Chemical Feasibility of the General Acid/Base Mechanism of glmS Ribozyme Self-Cleavage
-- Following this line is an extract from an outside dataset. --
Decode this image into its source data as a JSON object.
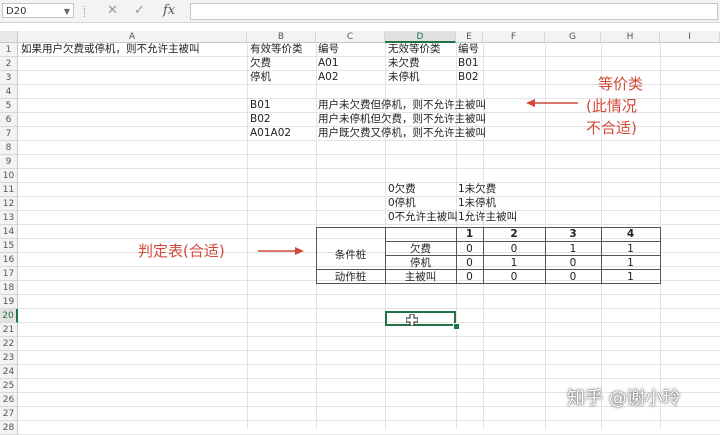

In numerous Gram-positive bacteria, the glmS ribozyme or catalytic riboswitch regulates the expression of glucosamine-6-phosphate (GlcN6P) synthase via site-specific cleavage of its sugar-phosphate backbone in response to GlcN6P ligand binding. Biochemical data have suggested a crucial catalytic role for an active site guanine (G40 in Thermoanaerobacter tengcongensis, G33 in Bacillus anthracis). We used hybrid quantum chemical/molecular mechanical (QM/MM) calculations to probe the mechanism where G40 is deprotonated and acts as a general base. The calculations suggest that the deprotonated guanine G40(-) is sufficiently reactive to overcome the thermodynamic penalty arising from its rare protonation state, and thus is able to activate the A-1(2-OH) group toward nucleophilic attack on the adjacent backbone. Furthermore, deprotonation of A-1(2-OH) and nucleophilic attack are predicted to occur as separate steps, where activation of A-1(2-OH) precedes nucleophilic attack. Conversely, the transition state associated with the rate-determining step corresponds to concurrent nucleophilic attack and protonation of the G1(O5) leaving group by the ammonium moiety of the GlcN6P cofactor. Overall, our calculations help to explain the crucial roles of G40 (as a general base) and GlcN6P (as a general acid) during glmS ribozyme self-cleavage. In addition, we show that the QM/MM description of the glmS ribozyme self-cleavage reaction is significantly more sensitive to the size of the QM region and the quality of the QM-MM coupling than that of other small ribozymes. (c) 2015 Wiley Periodicals, Inc.